The Port of Rijeka is the largest port in Croatia, with a cargo throughput in 2016 of 11.2 million tonnes, mostly crude oil and refined petroleum products, general cargo and bulk cargo, and 214,348 Twenty-foot equivalent units (TEUs). The port is managed by the Port of Rijeka Authority. The first record of a port in Rijeka date back to 1281, and in 1719, the Port of Rijeka was granted a charter as a free port. There are ferry connections between Rijeka and the surrounding islands and cities, but no direct international passenger ship connections. There are coastal lines to Split and onward to Dubrovnik, which operate twice weekly and have international connections. The city is difficult to get to by air; the city’s own international airport, Rijeka Airport is located on the nearby island of Krk across the tolled Krk Bridge. Handling 133,564 passengers in 2015, the facility is more of a charter airport than a serious transport hub, although various scheduled airlines have begun to service it. Rijeka has efficient road connections to other parts of Croatia and neighbouring countries. The A6 motorway connects Rijeka to Zagreb via the A1, while the A7 motorway, completed in 2004, links Rijeka with Ljubljana, Slovenia, via Ilirska Bistrica and with Trieste, Italy. The A7 acts as the Rijeka bypass motorway and facilitates access to the A8 motorway of the Istrian Y network starting with the Učka Tunnel, and linking Rijeka with Istria. As of August 2011, the bypass is being extended eastwards to the Krk Bridge area and new feeder roads are under construction. Rijeka is integrated into the Croatian railway network and international rail lines. A fully electrified railway connects Rijeka to Zagreb and beyond towards Koprivnica and the Hungarian border as part of Pan-European corridor Vb. Rijeka is also connected to Trieste and Ljubljana by a separate electrified line that extends northwards from the city. Rijeka is has direct connections by daily trains to Vienna, Munich, and Salzburg, and night trains running through Rijeka. Construction of a new high performance railway between Rijeka and Zagreb, extending to Budapest is planned, as well as rail links connecting Rijeka to the island of Krk and between Rijeka and Pula.

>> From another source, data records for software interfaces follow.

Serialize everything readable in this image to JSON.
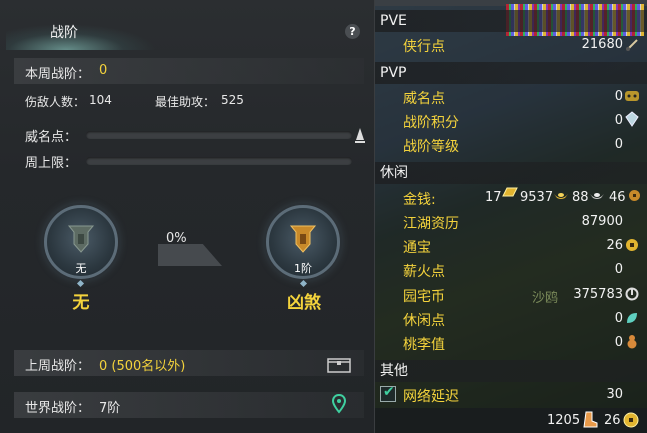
{
  "left": {
    "title": "战阶",
    "help": "?",
    "weekly_label": "本周战阶：",
    "weekly_value": "0",
    "kills_label": "伤敌人数：",
    "kills_value": "104",
    "assist_label": "最佳助攻：",
    "assist_value": "525",
    "prestige_label": "威名点：",
    "weekly_cap_label": "周上限：",
    "prestige_progress": 0,
    "weekly_cap_progress": 0,
    "current_rank_sub": "无",
    "current_rank_name": "无",
    "progress_percent": "0%",
    "next_rank_sub": "1阶",
    "next_rank_name": "凶煞",
    "last_week_label": "上周战阶：",
    "last_week_value": "0 (500名以外)",
    "world_label": "世界战阶：",
    "world_value": "7阶"
  },
  "right": {
    "pve_header": "PVE",
    "pvp_header": "PVP",
    "leisure_header": "休闲",
    "other_header": "其他",
    "xiaxing_label": "侠行点",
    "xiaxing_value": "21680",
    "weiming_label": "威名点",
    "weiming_value": "0",
    "zhanjie_points_label": "战阶积分",
    "zhanjie_points_value": "0",
    "zhanjie_level_label": "战阶等级",
    "zhanjie_level_value": "0",
    "money_label": "金钱:",
    "money_gold_bar": "17",
    "money_gold": "9537",
    "money_silver": "88",
    "money_copper": "46",
    "jianghu_label": "江湖资历",
    "jianghu_value": "87900",
    "tongbao_label": "通宝",
    "tongbao_value": "26",
    "xinhuo_label": "薪火点",
    "xinhuo_value": "0",
    "yuanzhai_label": "园宅币",
    "yuanzhai_value": "375783",
    "xiuxian_label": "休闲点",
    "xiuxian_value": "0",
    "taoli_label": "桃李值",
    "taoli_value": "0",
    "latency_label": "网络延迟",
    "latency_value": "30",
    "latency_checked": true,
    "bottom_left_value": "1205",
    "bottom_right_value": "26",
    "watermark": "沙鸥"
  },
  "colors": {
    "accent_yellow": "#f4d33c",
    "panel_bg": "#2b2e31"
  },
  "icons": [
    "help-icon",
    "helmet-icon",
    "chest-icon",
    "location-pin-icon",
    "brush-icon",
    "mask-icon",
    "crystal-icon",
    "gold-bar-icon",
    "gold-ingot-icon",
    "silver-ingot-icon",
    "copper-coin-icon",
    "coin-icon",
    "house-coin-icon",
    "leaf-icon",
    "gourd-icon",
    "checkbox-check-icon",
    "boot-icon"
  ]
}
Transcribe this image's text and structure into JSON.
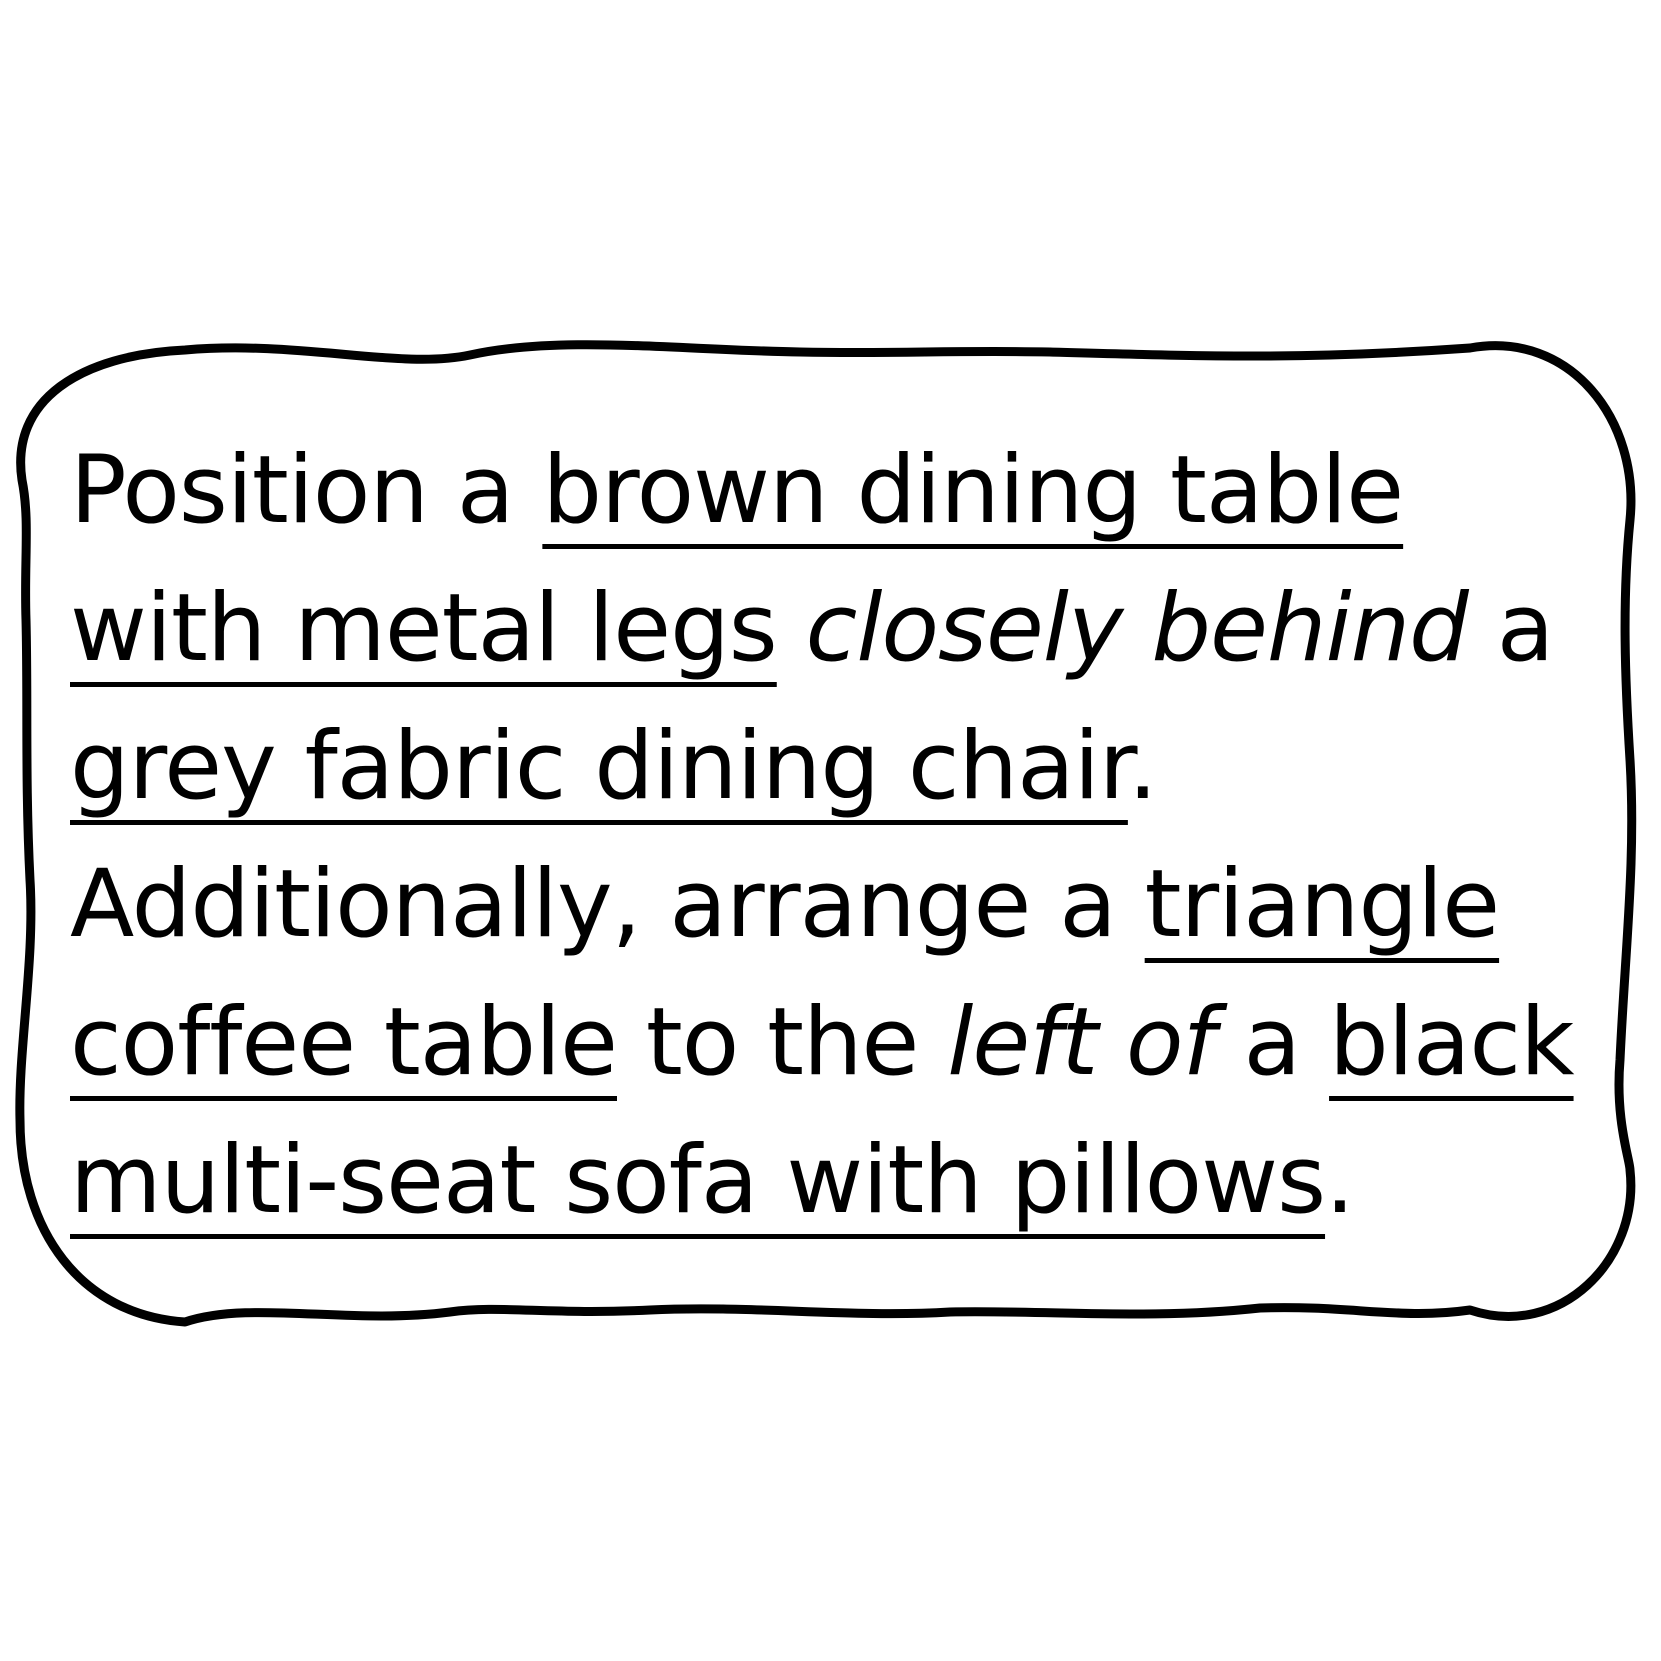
{
  "colors": {
    "background": "#ffffff",
    "ink": "#000000"
  },
  "prompt": {
    "line1": {
      "pre": "Position a ",
      "obj": "brown dining table"
    },
    "line2": {
      "obj": "with metal legs",
      "space1": " ",
      "rel": "closely behind",
      "post": " a"
    },
    "line3": {
      "obj": "grey fabric dining chair",
      "post": "."
    },
    "line4": {
      "pre": "Additionally, arrange a ",
      "obj": "triangle"
    },
    "line5": {
      "obj": "coffee table",
      "mid": " to the ",
      "rel": "left of",
      "post": " a ",
      "obj2": "black"
    },
    "line6": {
      "obj": "multi-seat sofa with pillows",
      "post": "."
    }
  }
}
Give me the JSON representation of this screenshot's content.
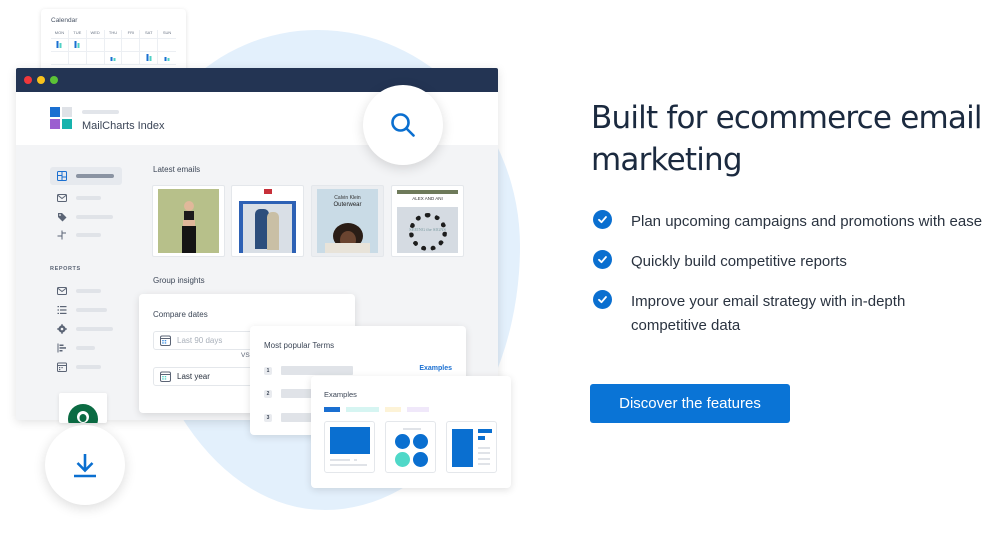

The terrain configuration, with mountains rising steeply just a few kilometres inland from the shores of the Adriatic, provides for some striking climatic and landscape contrasts within a small geographic area. Beaches can be enjoyed throughout summer in a typically Mediterraneansetting along the coastal areas of the city to the east (Pećine, Kostrena) and west (Kantrida, Preluk). At the same time, the ski resort of Platak, located only about 10 kilometers (6.2 mi) from the city, offers alpine skiing and abundant snow during winter months (at times until early May). The Kvarner Bay and its islands are visible from the ski slopes. Rijeka has a Humid subtropical climate with warm summers and relatively mild and rainy winters. Snow is rare (usually three days per year, almost always occurring in patches). There are 20 days a year with a maximum of 30 °C (86 °F) or higher, while on one day a year the temperature does not exceed 0 °C (32 °F). Fog appears in about four days per year, mainly in winter. The climate is also characterized by frequent rainfall. Cold (bora) winds are common in wintertime.